The Washington and Idaho legislatures are in the homestretches of their respective sessions. Lawmakers are working to finalize budgets and put the finishing touches on a variety of bills.
In Washington, the Rules Committees [chaired in the Senate by Lt. Gov. Denny Heck, above] have an important role in determining which bills move on and which ones die. Today we get a Civics 101 lesson from Sen. Andy Billig [D-Spokane], a Rules Committee member.
Andy Billig: “I counted once and found there were 37 places that a bill could die along the legislative process, but really no place where it can get a direct route to becoming a law. Our founders really had this idea that it should be hard to pass a law. Laws are momentous and significant and they should get lots of checks and double-checks and triple-checks before they pass. One of those checks, one of those filters that a bill has to go through is the Rules Committee. It is the only committee on which the lieutenant governor serves. The lieutenant governor, who is the president of the Senate, serves as the chair and a voting member of the Rules Committee.”
Denny Heck: “Rules Committee to order. Senator Billig.”
Andy Billig: “Thank you, Mr. President. Today we’re going to do a consent package and then a small regular second reading package and then one pull per member.”
Andy Billig: “It’s the final check before it goes to the Senate floor for a vote. The Rules Committee helps us to prioritize which bills will get voted on because there often isn’t enough time to consider every bill. So a bill has to be pulled, as we call it, pulled from the Rules Committee by a Rules Committee member and then it has to be voted on and have the support of the committee.”
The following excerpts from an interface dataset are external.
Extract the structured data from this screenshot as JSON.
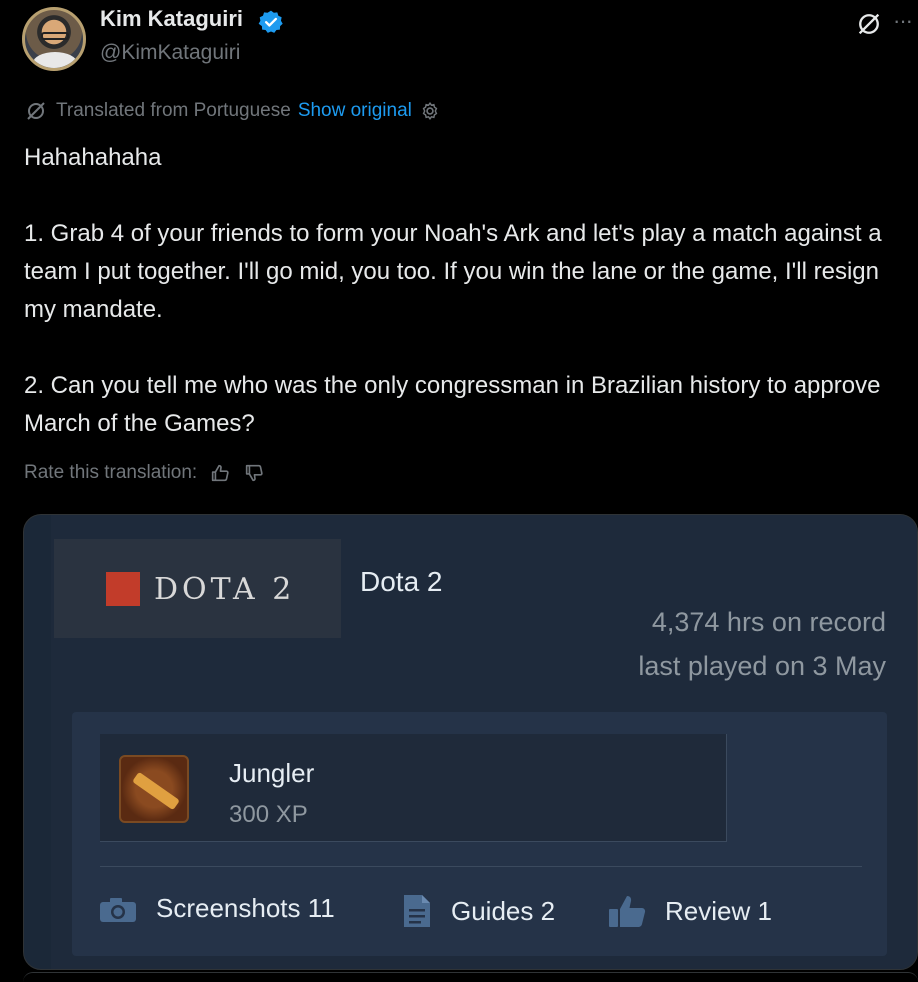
{
  "author": {
    "name": "Kim Kataguiri",
    "handle": "@KimKataguiri"
  },
  "translation": {
    "note": "Translated from Portuguese",
    "show_original": "Show original"
  },
  "tweet": {
    "line1": "Hahahahaha",
    "para1": "1. Grab 4 of your friends to form your Noah's Ark and let's play a match against a team I put together. I'll go mid, you too. If you win the lane or the game, I'll resign my mandate.",
    "para2": "2. Can you tell me who was the only congressman in Brazilian history to approve March of the Games?"
  },
  "rate": {
    "label": "Rate this translation:"
  },
  "steam_card": {
    "logo_text": "DOTA 2",
    "game_name": "Dota 2",
    "hours": "4,374 hrs on record",
    "last_played": "last played on 3 May",
    "badge": {
      "name": "Jungler",
      "xp": "300 XP"
    },
    "stats": {
      "screenshots": "Screenshots 11",
      "guides": "Guides 2",
      "review": "Review 1"
    }
  },
  "colors": {
    "accent": "#1d9bf0",
    "muted": "#71767b",
    "card_bg": "#1b2838",
    "dota_red": "#c23c2a"
  },
  "icons": [
    "verified-badge-icon",
    "grok-icon",
    "more-icon",
    "translate-icon",
    "gear-icon",
    "thumbs-up-icon",
    "thumbs-down-icon",
    "camera-icon",
    "document-icon",
    "thumbs-up-review-icon"
  ]
}
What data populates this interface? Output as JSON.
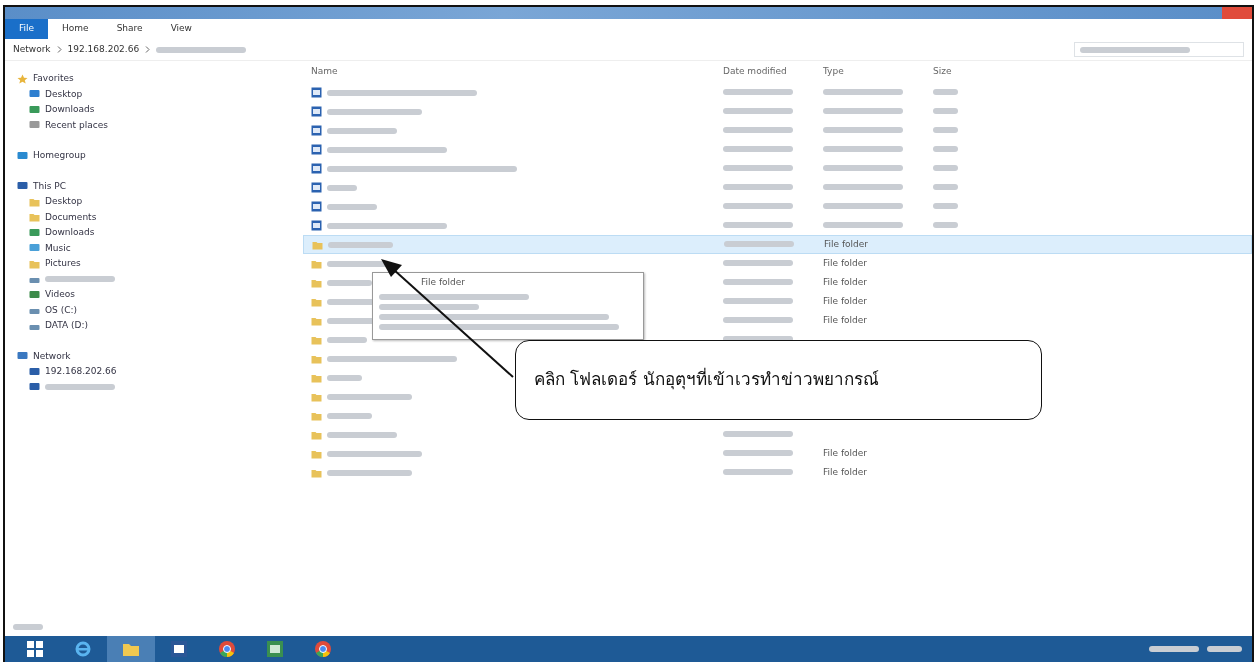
{
  "window": {
    "ribbon_tabs": [
      {
        "label": "File",
        "selected": true
      },
      {
        "label": "Home",
        "selected": false
      },
      {
        "label": "Share",
        "selected": false
      },
      {
        "label": "View",
        "selected": false
      }
    ],
    "address": [
      "Network",
      "192.168.202.66"
    ]
  },
  "sidebar": [
    {
      "label": "Favorites",
      "children": [
        {
          "label": "Desktop"
        },
        {
          "label": "Downloads"
        },
        {
          "label": "Recent places"
        }
      ]
    },
    {
      "label": "Homegroup"
    },
    {
      "label": "This PC",
      "children": [
        {
          "label": "Desktop"
        },
        {
          "label": "Documents"
        },
        {
          "label": "Downloads"
        },
        {
          "label": "Music"
        },
        {
          "label": "Pictures"
        },
        {
          "kind": "blurred"
        },
        {
          "label": "Videos"
        },
        {
          "label": "OS (C:)"
        },
        {
          "label": "DATA (D:)"
        }
      ]
    },
    {
      "label": "Network",
      "children": [
        {
          "label": "192.168.202.66"
        },
        {
          "kind": "blurred"
        }
      ]
    }
  ],
  "table": {
    "columns": [
      "Name",
      "Date modified",
      "Type",
      "Size"
    ],
    "rows": [
      {
        "kind": "document",
        "selected": false
      },
      {
        "kind": "document",
        "selected": false
      },
      {
        "kind": "document",
        "selected": false
      },
      {
        "kind": "document",
        "selected": false
      },
      {
        "kind": "document",
        "selected": false
      },
      {
        "kind": "document",
        "selected": false
      },
      {
        "kind": "document",
        "selected": false
      },
      {
        "kind": "document",
        "selected": false
      },
      {
        "kind": "folder",
        "selected": true,
        "type": "File folder"
      },
      {
        "kind": "folder",
        "selected": false,
        "type": "File folder"
      },
      {
        "kind": "folder",
        "selected": false,
        "type": "File folder"
      },
      {
        "kind": "folder",
        "selected": false,
        "type": "File folder"
      },
      {
        "kind": "folder",
        "selected": false,
        "type": "File folder"
      },
      {
        "kind": "folder",
        "selected": false
      },
      {
        "kind": "folder",
        "selected": false
      },
      {
        "kind": "folder",
        "selected": false
      },
      {
        "kind": "folder",
        "selected": false
      },
      {
        "kind": "folder",
        "selected": false
      },
      {
        "kind": "folder",
        "selected": false
      },
      {
        "kind": "folder",
        "selected": false,
        "type": "File folder"
      },
      {
        "kind": "folder",
        "selected": false,
        "type": "File folder"
      }
    ]
  },
  "tooltip": {
    "lines": [
      "File folder"
    ]
  },
  "callout": {
    "text": "คลิก โฟลเดอร์  นักอุตุฯที่เข้าเวรทำข่าวพยากรณ์"
  },
  "taskbar": [
    {
      "active": false
    },
    {
      "active": true
    },
    {
      "active": false
    },
    {
      "active": false
    },
    {
      "active": false
    },
    {
      "active": false
    }
  ]
}
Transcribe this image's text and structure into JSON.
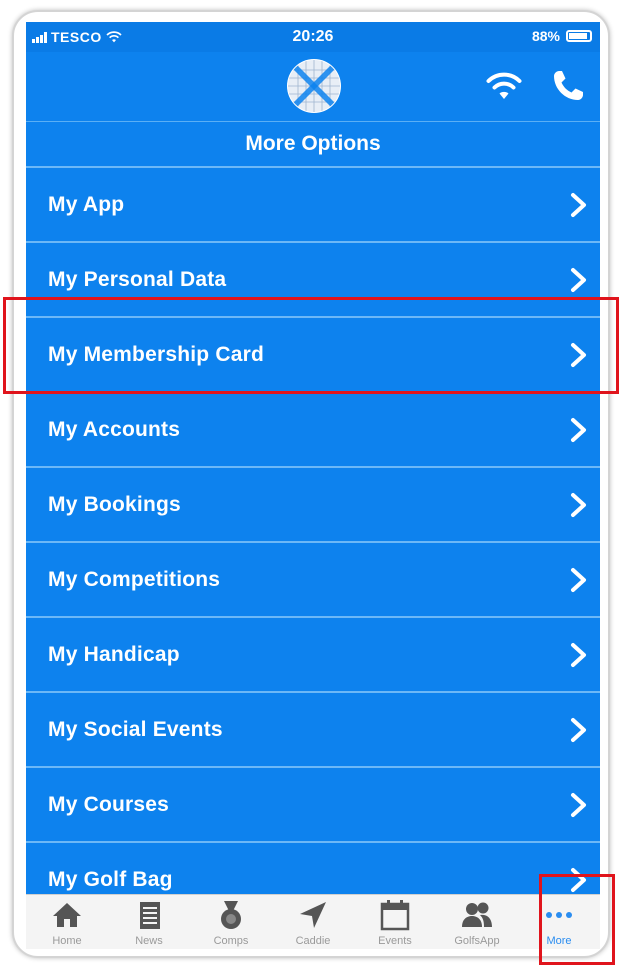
{
  "status_bar": {
    "carrier": "TESCO",
    "time": "20:26",
    "battery": "88%"
  },
  "header": {
    "title": "More Options",
    "logo_icon": "scotland-saltire-golf-ball-icon",
    "wifi_icon": "wifi-icon",
    "phone_icon": "phone-icon"
  },
  "menu": {
    "items": [
      {
        "label": "My App"
      },
      {
        "label": "My Personal Data"
      },
      {
        "label": "My Membership Card",
        "highlighted": true
      },
      {
        "label": "My Accounts"
      },
      {
        "label": "My Bookings"
      },
      {
        "label": "My Competitions"
      },
      {
        "label": "My Handicap"
      },
      {
        "label": "My Social Events"
      },
      {
        "label": "My Courses"
      },
      {
        "label": "My Golf Bag"
      }
    ]
  },
  "tab_bar": {
    "tabs": [
      {
        "label": "Home",
        "icon": "home-icon"
      },
      {
        "label": "News",
        "icon": "news-icon"
      },
      {
        "label": "Comps",
        "icon": "medal-icon"
      },
      {
        "label": "Caddie",
        "icon": "navigation-arrow-icon"
      },
      {
        "label": "Events",
        "icon": "calendar-icon"
      },
      {
        "label": "GolfsApp",
        "icon": "people-icon"
      },
      {
        "label": "More",
        "icon": "more-dots-icon",
        "active": true
      }
    ]
  },
  "colors": {
    "primary_blue": "#0d82ee",
    "divider": "#6cb8f7",
    "highlight_red": "#e0141c",
    "tab_active": "#2a8df0",
    "tab_inactive": "#9a9a9a"
  }
}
Denny Heck: “The question before the committee is the motion by Senator Rivers to advance Substitute House Bill 1193 from the white sheet to the second reading calendar. Please unmute. All those in favor signify by saying ‘aye.’ Opposed ‘nay.’ The ‘ayes’ have it, the motion is adopted.”
Andy Billig: “There’s a whole ritual to the Rules Committee about how you go in order and each member makes a motion to pull a bill.”
Denny Heck: “Senator Short.”
Shelly Short: “Thank you, Mr. President. I move to advance House Bill 1198 from the white sheet to the second reading calendar.”
Andy Billig: “And then they make a comment about the bill and then there’s a vote.”
Denny Heck: “Meeting of the Senate Rules Committee will come to order. But before we begin I’d like to make just a couple of brief comments. The first of which is we should mark this occasion as the first time in the history of our state in which a rules committee of either chamber is being televised.”
Andy Billig: “In the Senate there is a physical place called the Senate Rules Room and there are no cameras in the Rules Committee Room. All of the other committee rooms and the Senate floor all have cameras connected to TVW, which is televised and streamed online. It just had never happened for whatever reason, cost or logistics. Starting this year, really spurred by the hybrid nature of our legislature this year and due to the pandemic, we decided to televise it. The Rules Committee really heats up right before the, and during, the long days of floor action because the Rules Committee has to supply those bills to the Senate floor so we can do those long days of voting before the house of origin cut off or the opposite house of origin cut off.”
That’s Senate Majority Leader Andy Billig from Spokane, talking about the function of the Rules Committee. Also in this Civics 101 story, you heard from Lieutenant Governor Denny Heck and Sen. Shelly Short [R-Addy]. This feature was produced by Doug Nadvornick.